*Work instruction*.
The pictures must be left out, while the rest of the data is copied exactly.

___ Extracted material

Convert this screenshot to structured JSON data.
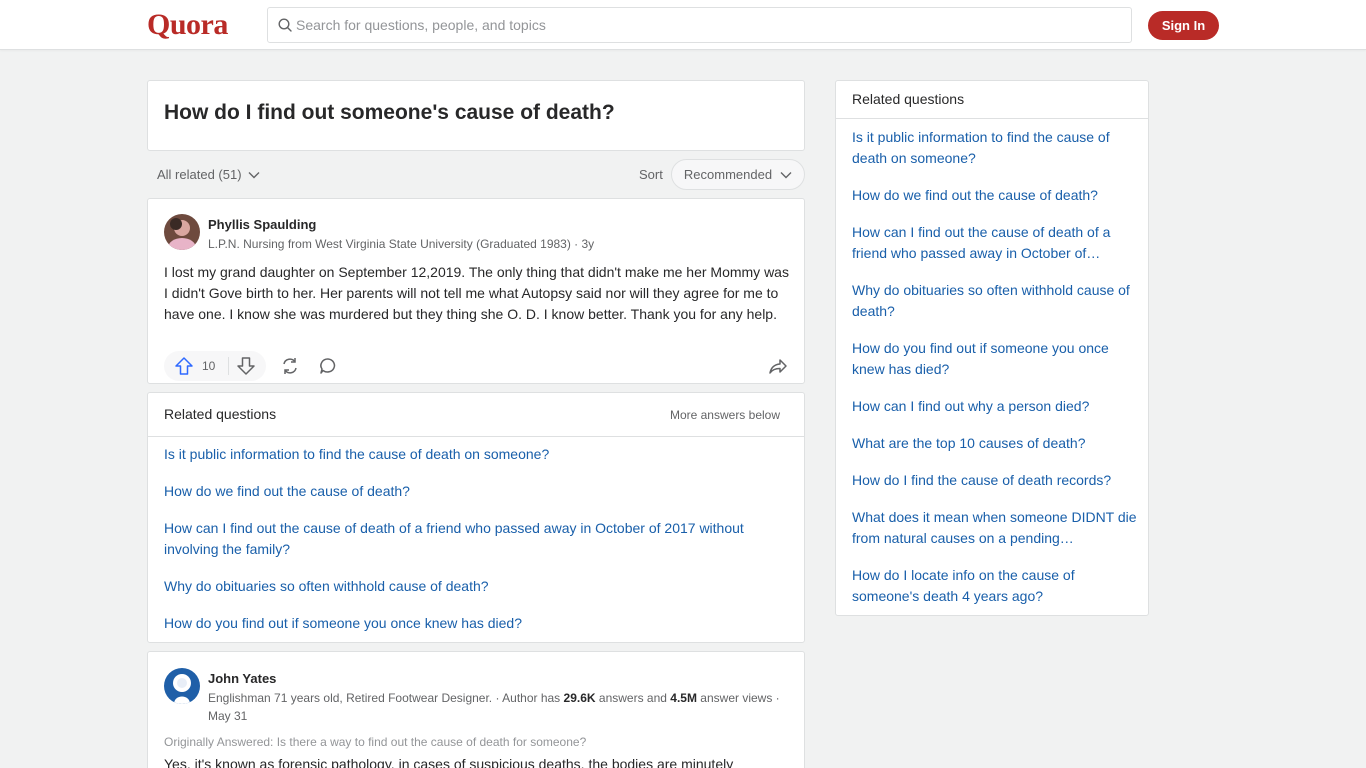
{
  "header": {
    "logo": "Quora",
    "search_placeholder": "Search for questions, people, and topics",
    "signin_label": "Sign In"
  },
  "question": {
    "title": "How do I find out someone's cause of death?"
  },
  "filter": {
    "all_related": "All related (51)",
    "sort_label": "Sort",
    "sort_value": "Recommended"
  },
  "answers": [
    {
      "author": "Phyllis Spaulding",
      "credential": "L.P.N. Nursing from West Virginia State University (Graduated 1983) · 3y",
      "text": "I lost my grand daughter on September 12,2019. The only thing that didn't make me her Mommy was I didn't Gove birth to her. Her parents will not tell me what Autopsy said nor will they agree for me to have one. I know she was murdered but they thing she O. D. I know better. Thank you for any help.",
      "upvotes": "10"
    },
    {
      "author": "John Yates",
      "credential_pre": "Englishman 71 years old, Retired Footwear Designer. · Author has ",
      "answers_count": "29.6K",
      "credential_mid": " answers and ",
      "views_count": "4.5M",
      "credential_post": " answer views · May 31",
      "originally_answered": "Originally Answered: Is there a way to find out the cause of death for someone?",
      "text": "Yes, it's known as forensic pathology, in cases of suspicious deaths, the bodies are minutely"
    }
  ],
  "related_inline": {
    "heading": "Related questions",
    "more": "More answers below",
    "items": [
      "Is it public information to find the cause of death on someone?",
      "How do we find out the cause of death?",
      "How can I find out the cause of death of a friend who passed away in October of 2017 without involving the family?",
      "Why do obituaries so often withhold cause of death?",
      "How do you find out if someone you once knew has died?"
    ]
  },
  "sidebar": {
    "heading": "Related questions",
    "items": [
      "Is it public information to find the cause of death on someone?",
      "How do we find out the cause of death?",
      "How can I find out the cause of death of a friend who passed away in October of…",
      "Why do obituaries so often withhold cause of death?",
      "How do you find out if someone you once knew has died?",
      "How can I find out why a person died?",
      "What are the top 10 causes of death?",
      "How do I find the cause of death records?",
      "What does it mean when someone DIDNT die from natural causes on a pending…",
      "How do I locate info on the cause of someone's death 4 years ago?"
    ]
  },
  "colors": {
    "brand": "#b92b27",
    "link": "#195faa",
    "upvote": "#2e69ff"
  }
}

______

*Problem solution*.
Convert this screenshot to structured JSON data.
{
  "header": {
    "logo": "Quora",
    "search_placeholder": "Search for questions, people, and topics",
    "signin_label": "Sign In"
  },
  "question": {
    "title": "How do I find out someone's cause of death?"
  },
  "filter": {
    "all_related": "All related (51)",
    "sort_label": "Sort",
    "sort_value": "Recommended"
  },
  "answers": [
    {
      "author": "Phyllis Spaulding",
      "credential": "L.P.N. Nursing from West Virginia State University (Graduated 1983) · 3y",
      "text": "I lost my grand daughter on September 12,2019. The only thing that didn't make me her Mommy was I didn't Gove birth to her. Her parents will not tell me what Autopsy said nor will they agree for me to have one. I know she was murdered but they thing she O. D. I know better. Thank you for any help.",
      "upvotes": "10"
    },
    {
      "author": "John Yates",
      "credential_pre": "Englishman 71 years old, Retired Footwear Designer. · Author has ",
      "answers_count": "29.6K",
      "credential_mid": " answers and ",
      "views_count": "4.5M",
      "credential_post": " answer views · May 31",
      "originally_answered": "Originally Answered: Is there a way to find out the cause of death for someone?",
      "text": "Yes, it's known as forensic pathology, in cases of suspicious deaths, the bodies are minutely"
    }
  ],
  "related_inline": {
    "heading": "Related questions",
    "more": "More answers below",
    "items": [
      "Is it public information to find the cause of death on someone?",
      "How do we find out the cause of death?",
      "How can I find out the cause of death of a friend who passed away in October of 2017 without involving the family?",
      "Why do obituaries so often withhold cause of death?",
      "How do you find out if someone you once knew has died?"
    ]
  },
  "sidebar": {
    "heading": "Related questions",
    "items": [
      "Is it public information to find the cause of death on someone?",
      "How do we find out the cause of death?",
      "How can I find out the cause of death of a friend who passed away in October of…",
      "Why do obituaries so often withhold cause of death?",
      "How do you find out if someone you once knew has died?",
      "How can I find out why a person died?",
      "What are the top 10 causes of death?",
      "How do I find the cause of death records?",
      "What does it mean when someone DIDNT die from natural causes on a pending…",
      "How do I locate info on the cause of someone's death 4 years ago?"
    ]
  },
  "colors": {
    "brand": "#b92b27",
    "link": "#195faa",
    "upvote": "#2e69ff"
  }
}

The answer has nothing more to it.